The Border Patrol has interpreted the law as giving them wide leeway to operate onto private property, said Efrén Olivares, the racial and economic justice director at the Texas Civil Rights Project. However, the courts haven’t defined “patrolling,” and it’s not clear if that allows Border Patrol agents to place sensors or cameras on private land, Olivares said.
The fact that the camera is apparently the property of DPS raises more questions. A state trooper might be able to enter private property within the 25 miles and install a Border Patrol camera if they’re working with Homeland Security, Olivares said. But the law doesn’t allow state or local law enforcement access to private property without a warrant, even within the 25-mile zone granted to Homeland Security, nor does it allow state or local law enforcement agencies to place cameras on private property.

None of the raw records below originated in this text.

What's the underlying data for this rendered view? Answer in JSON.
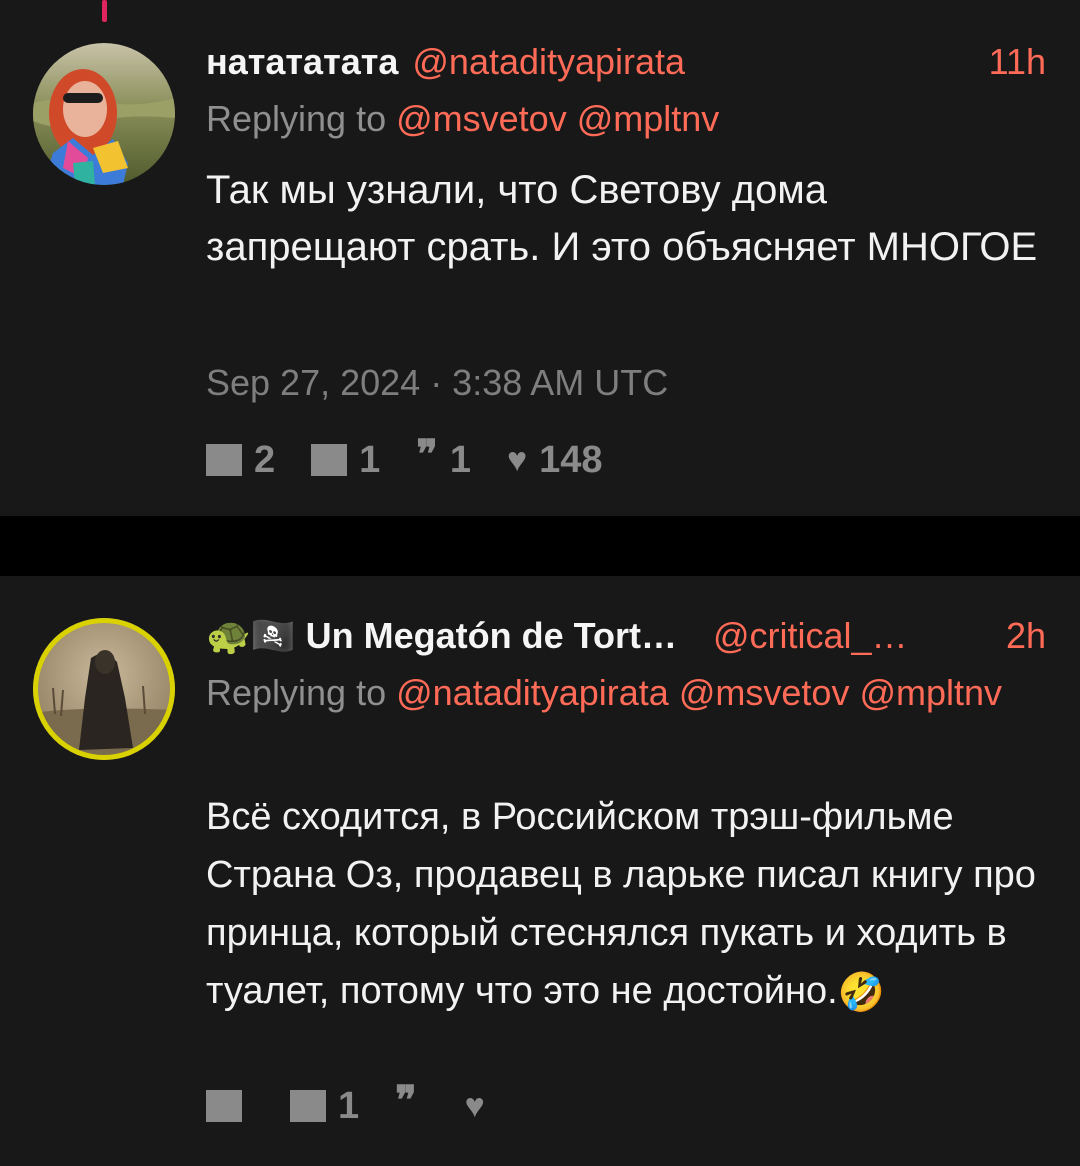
{
  "tweets": [
    {
      "name": "нататататa",
      "handle": "@natadityapirata",
      "time": "11h",
      "replying_prefix": "Replying to",
      "mentions": [
        "@msvetov",
        "@mpltnv"
      ],
      "body": "Так мы узнали, что Светову дома запрещают срать. И это объясняет МНОГОЕ",
      "timestamp": "Sep 27, 2024 · 3:38 AM UTC",
      "stats": {
        "replies": "2",
        "retweets": "1",
        "quotes": "1",
        "likes": "148"
      },
      "avatar_icon": "user-avatar-photo"
    },
    {
      "name_emoji": "🐢🏴‍☠️",
      "name": "Un Megatón de Tort…",
      "handle": "@critical_…",
      "time": "2h",
      "replying_prefix": "Replying to",
      "mentions": [
        "@natadityapirata",
        "@msvetov",
        "@mpltnv"
      ],
      "body": "Всё сходится, в Российском трэш-фильме Страна Оз, продавец в ларьке писал книгу про принца, который стеснялся пукать и ходить в туалет, потому что это не достойно.",
      "body_emoji": "🤣",
      "stats": {
        "replies": "",
        "retweets": "1",
        "quotes": "",
        "likes": ""
      },
      "avatar_icon": "painting-avatar"
    }
  ],
  "colors": {
    "background": "#000000",
    "card": "#181818",
    "accent": "#ff6b57",
    "muted": "#8f8f8f",
    "thread_line": "#e0245e",
    "avatar_ring": "#d9d200"
  }
}
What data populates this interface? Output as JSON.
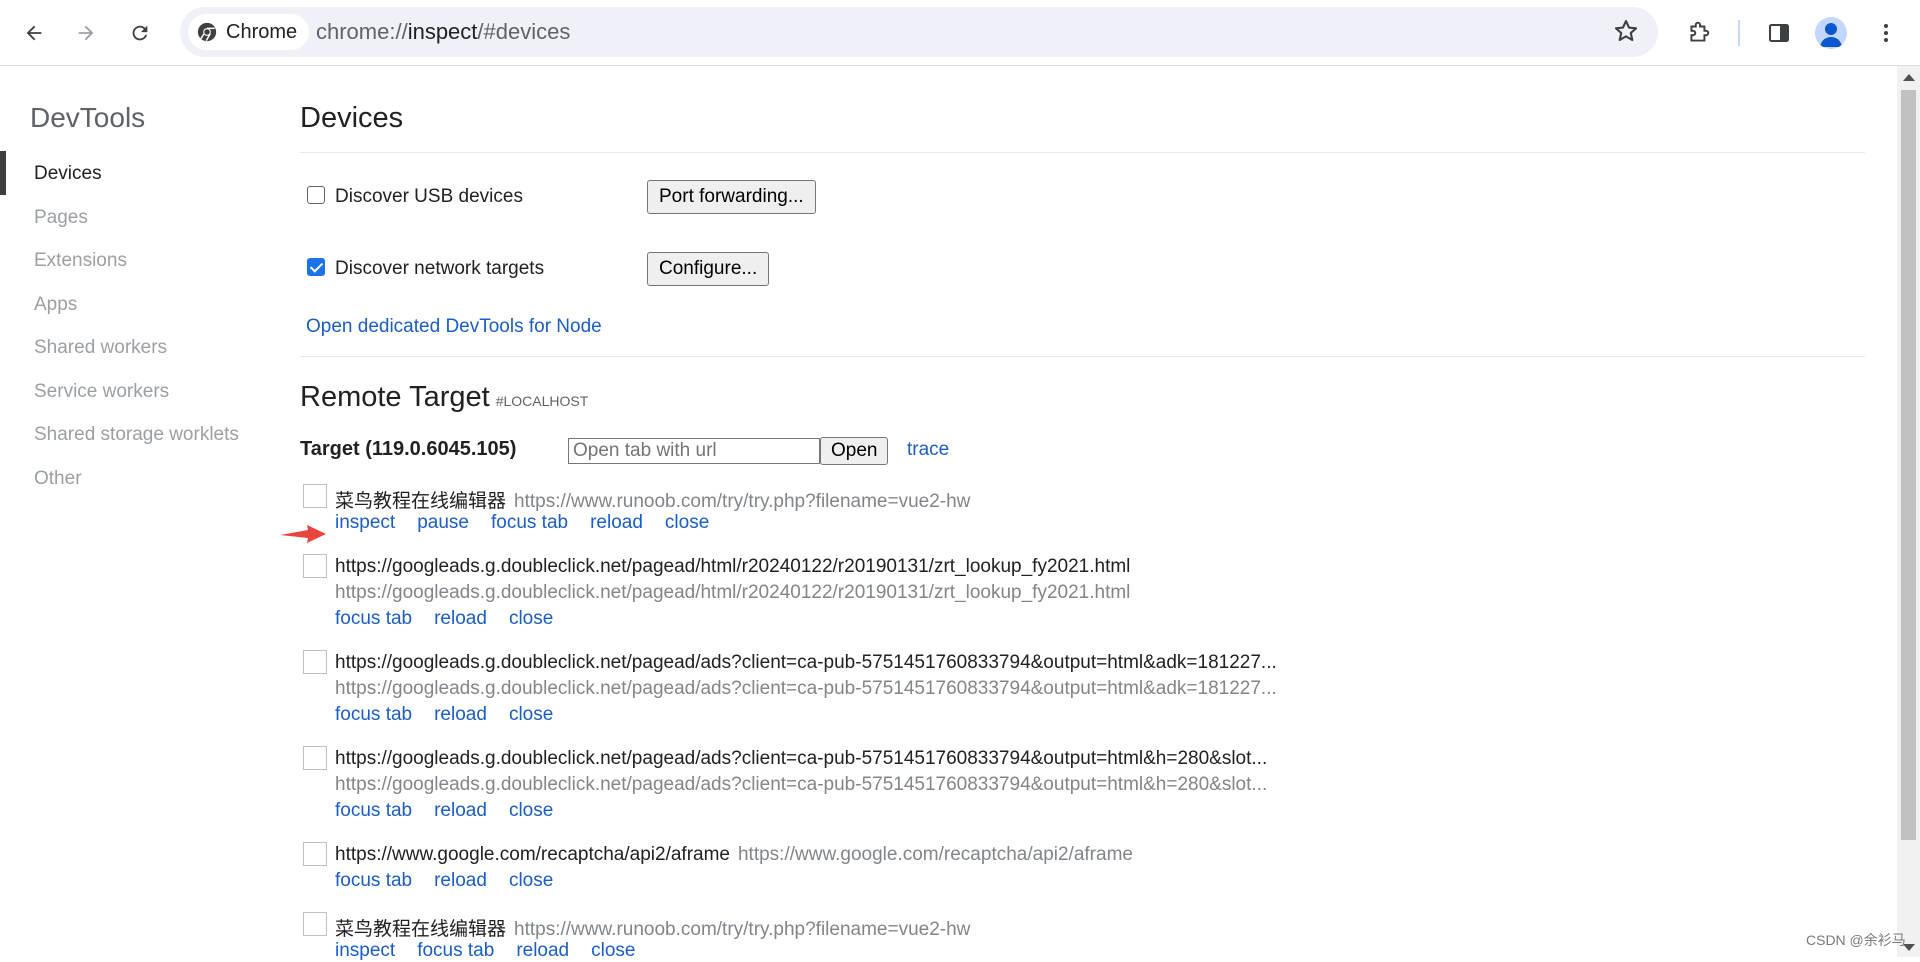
{
  "browser": {
    "chip_label": "Chrome",
    "url_scheme": "chrome://",
    "url_host": "inspect",
    "url_path": "/#devices"
  },
  "sidebar": {
    "title": "DevTools",
    "items": [
      {
        "label": "Devices",
        "active": true
      },
      {
        "label": "Pages"
      },
      {
        "label": "Extensions"
      },
      {
        "label": "Apps"
      },
      {
        "label": "Shared workers"
      },
      {
        "label": "Service workers"
      },
      {
        "label": "Shared storage worklets"
      },
      {
        "label": "Other"
      }
    ]
  },
  "devices": {
    "title": "Devices",
    "usb_label": "Discover USB devices",
    "usb_checked": false,
    "port_forwarding_label": "Port forwarding...",
    "network_label": "Discover network targets",
    "network_checked": true,
    "configure_label": "Configure...",
    "node_link": "Open dedicated DevTools for Node"
  },
  "remote": {
    "title": "Remote Target",
    "hint": "#LOCALHOST",
    "target_label": "Target (119.0.6045.105)",
    "url_placeholder": "Open tab with url",
    "open_label": "Open",
    "trace_label": "trace"
  },
  "pages": [
    {
      "title": "菜鸟教程在线编辑器",
      "url": "https://www.runoob.com/try/try.php?filename=vue2-hw",
      "actions": [
        "inspect",
        "pause",
        "focus tab",
        "reload",
        "close"
      ]
    },
    {
      "title": "https://googleads.g.doubleclick.net/pagead/html/r20240122/r20190131/zrt_lookup_fy2021.html",
      "sub": "https://googleads.g.doubleclick.net/pagead/html/r20240122/r20190131/zrt_lookup_fy2021.html",
      "actions": [
        "focus tab",
        "reload",
        "close"
      ]
    },
    {
      "title": "https://googleads.g.doubleclick.net/pagead/ads?client=ca-pub-5751451760833794&output=html&adk=181227...",
      "sub": "https://googleads.g.doubleclick.net/pagead/ads?client=ca-pub-5751451760833794&output=html&adk=181227...",
      "actions": [
        "focus tab",
        "reload",
        "close"
      ]
    },
    {
      "title": "https://googleads.g.doubleclick.net/pagead/ads?client=ca-pub-5751451760833794&output=html&h=280&slot...",
      "sub": "https://googleads.g.doubleclick.net/pagead/ads?client=ca-pub-5751451760833794&output=html&h=280&slot...",
      "actions": [
        "focus tab",
        "reload",
        "close"
      ]
    },
    {
      "title": "https://www.google.com/recaptcha/api2/aframe",
      "url": "https://www.google.com/recaptcha/api2/aframe",
      "actions": [
        "focus tab",
        "reload",
        "close"
      ]
    },
    {
      "title": "菜鸟教程在线编辑器",
      "url": "https://www.runoob.com/try/try.php?filename=vue2-hw",
      "actions": [
        "inspect",
        "focus tab",
        "reload",
        "close"
      ]
    }
  ],
  "watermark": "CSDN @余衫马",
  "colors": {
    "link": "#1a5dc7",
    "annotation_arrow": "#e8453c",
    "accent": "#1a73e8"
  }
}
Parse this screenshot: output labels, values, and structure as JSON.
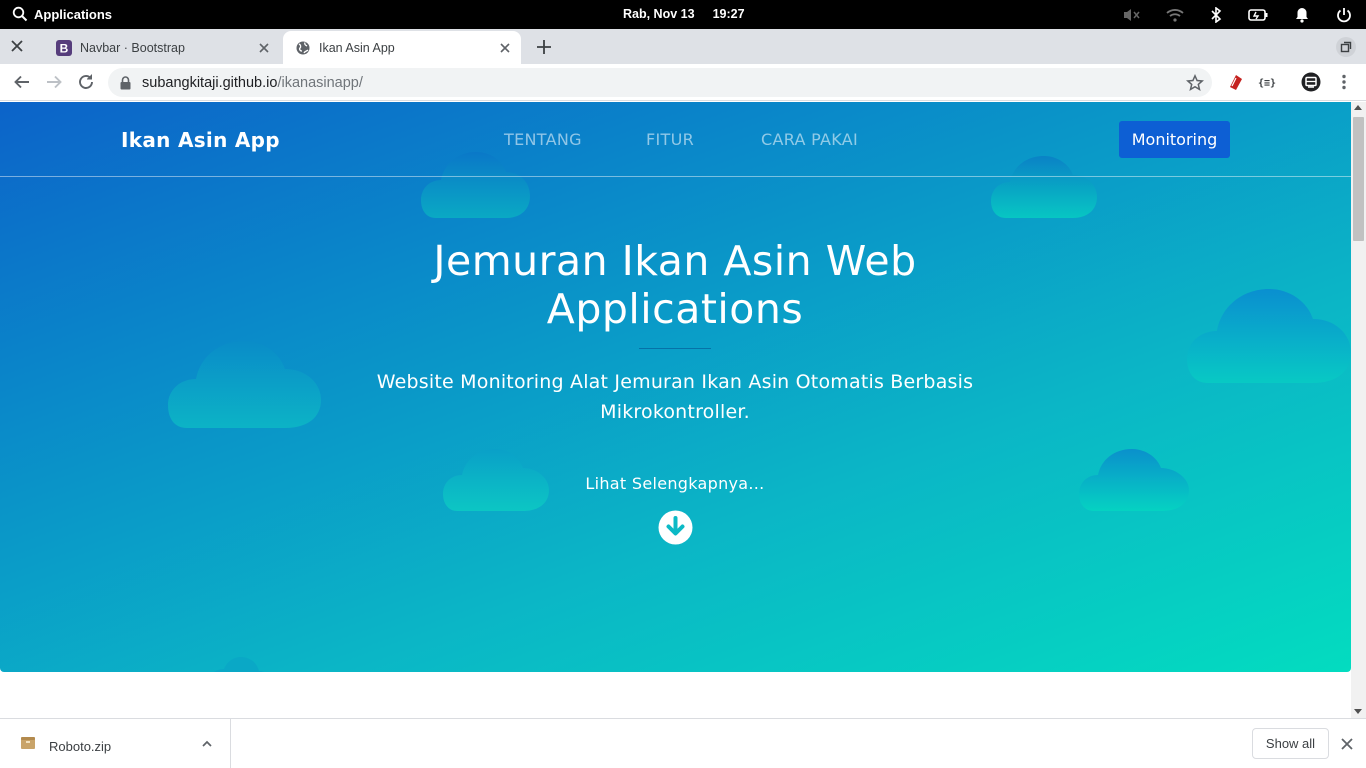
{
  "os": {
    "apps_label": "Applications",
    "date": "Rab, Nov 13",
    "time": "19:27",
    "tray_icons": [
      "volume-muted-icon",
      "wifi-icon",
      "bluetooth-icon",
      "battery-icon",
      "notification-bell-icon",
      "power-icon"
    ]
  },
  "browser": {
    "tabs": [
      {
        "title": "Navbar · Bootstrap",
        "favicon": "bootstrap-favicon",
        "active": false
      },
      {
        "title": "Ikan Asin App",
        "favicon": "globe-icon",
        "active": true
      }
    ],
    "url": {
      "host": "subangkitaji.github.io",
      "path": "/ikanasinapp/"
    }
  },
  "page": {
    "brand": "Ikan Asin App",
    "nav": [
      {
        "label": "TENTANG"
      },
      {
        "label": "FITUR"
      },
      {
        "label": "CARA PAKAI"
      }
    ],
    "cta_label": "Monitoring",
    "hero": {
      "title": "Jemuran Ikan Asin Web Applications",
      "subtitle": "Website Monitoring Alat Jemuran Ikan Asin Otomatis Berbasis Mikrokontroller.",
      "more_label": "Lihat Selengkapnya..."
    },
    "colors": {
      "gradient_start": "#0c63c9",
      "gradient_end": "#03dcc0",
      "cta_bg": "#0d5fd4"
    }
  },
  "downloads": {
    "file_name": "Roboto.zip",
    "show_all_label": "Show all"
  }
}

“The statute grants that authority to (Homeland Security) agents or employees, not any other state agency or county agency or city police department,” Olivares said. “It doesn’t mean that within 25 miles, any agency, state, local, can enter private land.”
The state of Texas may have found a way around that. Testifying before Congress last year, DPS Director Steve McCraw said, “The State of Texas has provided Border Patrol agents more than 4,000 low-cost, high-capability cameras to detect smuggling activity along the border.”
“If they are giving it to the Border Patrol, they’re free to do it, and now it’s no longer the property of DPS,” Olivares said, meaning Border Patrol could then put the cameras on private property within the 25-mile zone.
However, it would then be difficult for the state to bring charges against Palacios, as Ranger Salinas allegedly threatened.
“If that’s what they are doing, it is then Border Patrol’s property,” Olivares said of the camera.
If a judge finds that Palacios’ ranch isn’t within 25 miles of the river, then the issue of whether Border Patrol has access to his property is rendered moot. The zone tracks the loops and bends of the Rio Grande, but Palacios’ lawyers say the closest the border comes to his ranch is more than 27 miles from his property line.
“It sounds like there’s no point any piece of that property is within 25 miles of any portion of the river,” Olivares said. “I hope they’re right, and if they are, then I don’t think DHS is going to have any argument as to whether this 25-mile provision applies.”
“We hear about this happening to people, but it’s sort of isolated incidents … and it doesn’t necessarily rise to a lawsuit,” added Olivares, who works in the Rio Grande Valley. “But it’s still abuse of authority by CBP agents, so I’m glad there’s a lawsuit taking this on, because there’s a problem of Border Patrol and CBP agents doing more than the law allows them to do and they trespass on private property.”
Chris Rickerd, policy counsel for border and immigration issues at the American Civil Liberties Union, summed up his opinion with a single statement: “The question really becomes what sort of surveillance is really looming over every border resident in their daily lives?”